A complete view of D-Day, showing participation by all forces, is long overdue. This film comes close, but it is still short of the mark.
on July 10, 2003
In short, this is a movie about the Normandy invasion of World War II. It's one of the most dramatic, action packed, glorious, moving movies ever made!!! If you want to see a movie that inspires you, see this remarkable film. The Normandy invasion was one of the most decisive battles of WW II, and one of the costliest in human lives. In this movie, you'll get moments of comedy, suspense (the edge of your seat kind), horror, pain, joy, sorrow, just about every emotion you can experience (unless of course you have no conscience). Lots of fine actors are in this film: Robert Mitchem, Rod Steiger, Henry Fonda, Sean Connery, Robert Wagner, Eddie Arnold, John Wayne, Red Buttons, Roddy Mcdowell, Richard Burton, Sal Mineo, and alot of guys I don't know the names of. I like the fact that in the movie, the German's speak in their native tongue (with subtitles of course). The French and the British troops are well represented in the film. My dad hated those bagpipes the British played, mainly because they played them almost all the time. And in the movie, they play them as they storm the beaches. This is the kind of movie that will inspire you to go out and invade YOUR own enemy!!! Annkin and the other directors did superb work in putting together this film, as well as all of those involved. In short, FLAWLESS!!!
on June 26, 2003
The Normandy battle looks like it was shot on some little beach in NJ and the comedy is just pointless. Why try to make a joke out of this subject. The perception of the English, Scottish, and French is just ignorant. Obviously for it's time this movie was decent but to say this movie is realistic is a smack in every veterans face.
on June 20, 2003
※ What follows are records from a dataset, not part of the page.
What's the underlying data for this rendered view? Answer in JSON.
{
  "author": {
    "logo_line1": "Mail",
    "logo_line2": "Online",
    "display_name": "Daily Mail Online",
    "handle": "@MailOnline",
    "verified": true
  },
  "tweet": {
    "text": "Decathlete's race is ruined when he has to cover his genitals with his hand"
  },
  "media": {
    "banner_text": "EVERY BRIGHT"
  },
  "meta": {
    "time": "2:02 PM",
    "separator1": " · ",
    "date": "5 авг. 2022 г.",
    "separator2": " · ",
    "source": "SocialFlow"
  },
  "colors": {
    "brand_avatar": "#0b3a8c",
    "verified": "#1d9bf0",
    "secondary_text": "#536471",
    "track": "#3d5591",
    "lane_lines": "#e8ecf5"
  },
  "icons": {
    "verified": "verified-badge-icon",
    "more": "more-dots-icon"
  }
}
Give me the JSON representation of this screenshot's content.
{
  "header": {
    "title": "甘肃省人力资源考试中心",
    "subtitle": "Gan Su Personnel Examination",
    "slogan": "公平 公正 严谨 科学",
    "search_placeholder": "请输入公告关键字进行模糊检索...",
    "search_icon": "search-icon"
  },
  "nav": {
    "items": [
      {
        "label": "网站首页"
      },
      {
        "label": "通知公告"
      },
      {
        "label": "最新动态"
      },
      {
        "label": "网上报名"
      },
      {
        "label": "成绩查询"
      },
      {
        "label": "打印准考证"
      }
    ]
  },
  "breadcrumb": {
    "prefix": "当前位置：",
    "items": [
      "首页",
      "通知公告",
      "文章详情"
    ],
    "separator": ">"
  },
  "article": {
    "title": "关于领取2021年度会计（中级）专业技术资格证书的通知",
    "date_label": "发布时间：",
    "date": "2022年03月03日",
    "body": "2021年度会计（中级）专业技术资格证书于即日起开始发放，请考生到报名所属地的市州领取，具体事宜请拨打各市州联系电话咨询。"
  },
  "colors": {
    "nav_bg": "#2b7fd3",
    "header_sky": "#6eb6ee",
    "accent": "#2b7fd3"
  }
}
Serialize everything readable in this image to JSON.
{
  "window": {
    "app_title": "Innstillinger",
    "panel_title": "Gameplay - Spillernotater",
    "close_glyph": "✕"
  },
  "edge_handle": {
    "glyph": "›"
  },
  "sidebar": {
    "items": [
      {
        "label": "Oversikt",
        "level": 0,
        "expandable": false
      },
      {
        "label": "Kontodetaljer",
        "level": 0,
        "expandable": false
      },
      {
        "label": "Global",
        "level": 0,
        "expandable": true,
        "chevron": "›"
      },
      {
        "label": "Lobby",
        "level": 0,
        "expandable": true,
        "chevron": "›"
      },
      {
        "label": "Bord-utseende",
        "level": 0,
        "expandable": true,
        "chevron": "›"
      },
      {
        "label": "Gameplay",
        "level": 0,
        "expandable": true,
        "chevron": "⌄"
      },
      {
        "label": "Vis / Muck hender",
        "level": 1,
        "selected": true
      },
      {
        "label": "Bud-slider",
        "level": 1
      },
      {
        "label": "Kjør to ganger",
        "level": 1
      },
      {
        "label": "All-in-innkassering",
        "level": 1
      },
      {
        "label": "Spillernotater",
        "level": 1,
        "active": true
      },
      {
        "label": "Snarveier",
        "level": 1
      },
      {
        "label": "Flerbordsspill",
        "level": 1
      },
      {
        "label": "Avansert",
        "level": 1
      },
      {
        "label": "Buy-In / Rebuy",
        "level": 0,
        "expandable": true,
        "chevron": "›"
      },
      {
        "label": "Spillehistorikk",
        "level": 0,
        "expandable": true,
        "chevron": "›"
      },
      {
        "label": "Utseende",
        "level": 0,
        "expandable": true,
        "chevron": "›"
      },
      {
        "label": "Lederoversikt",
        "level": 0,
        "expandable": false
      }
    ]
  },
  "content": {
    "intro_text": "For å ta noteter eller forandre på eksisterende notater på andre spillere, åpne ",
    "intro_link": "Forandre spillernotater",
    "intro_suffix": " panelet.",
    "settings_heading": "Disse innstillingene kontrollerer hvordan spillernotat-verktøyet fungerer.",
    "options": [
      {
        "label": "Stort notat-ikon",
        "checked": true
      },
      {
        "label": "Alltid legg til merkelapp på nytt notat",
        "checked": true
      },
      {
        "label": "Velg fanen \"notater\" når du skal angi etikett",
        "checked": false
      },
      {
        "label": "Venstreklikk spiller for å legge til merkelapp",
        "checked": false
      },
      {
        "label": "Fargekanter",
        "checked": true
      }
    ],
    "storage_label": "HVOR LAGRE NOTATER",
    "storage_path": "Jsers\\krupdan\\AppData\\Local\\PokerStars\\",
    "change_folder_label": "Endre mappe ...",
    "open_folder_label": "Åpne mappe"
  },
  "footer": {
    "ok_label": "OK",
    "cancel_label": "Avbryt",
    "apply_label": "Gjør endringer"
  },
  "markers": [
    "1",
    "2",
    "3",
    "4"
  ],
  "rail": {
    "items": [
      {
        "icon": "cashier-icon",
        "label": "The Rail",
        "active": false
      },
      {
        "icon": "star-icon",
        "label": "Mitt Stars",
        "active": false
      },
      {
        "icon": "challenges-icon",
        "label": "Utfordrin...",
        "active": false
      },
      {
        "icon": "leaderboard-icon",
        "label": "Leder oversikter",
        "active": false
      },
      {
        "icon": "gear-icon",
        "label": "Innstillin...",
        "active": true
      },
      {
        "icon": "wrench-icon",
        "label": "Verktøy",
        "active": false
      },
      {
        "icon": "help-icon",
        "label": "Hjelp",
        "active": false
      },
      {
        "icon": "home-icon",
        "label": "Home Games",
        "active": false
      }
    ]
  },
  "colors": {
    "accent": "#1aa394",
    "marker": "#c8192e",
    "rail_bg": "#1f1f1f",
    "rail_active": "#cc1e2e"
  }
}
I liked how the longest day covered the German and Allied commands during D-Day and before the landings. I also relly liked the way the Germans spoke German. The landings on the beaches were so real it seemed as though you were landing at Omaha. If you liked this movie you would like the book D-Day June 6 1944 the Climatic Battle of WWII by Stephen E. Ambrose.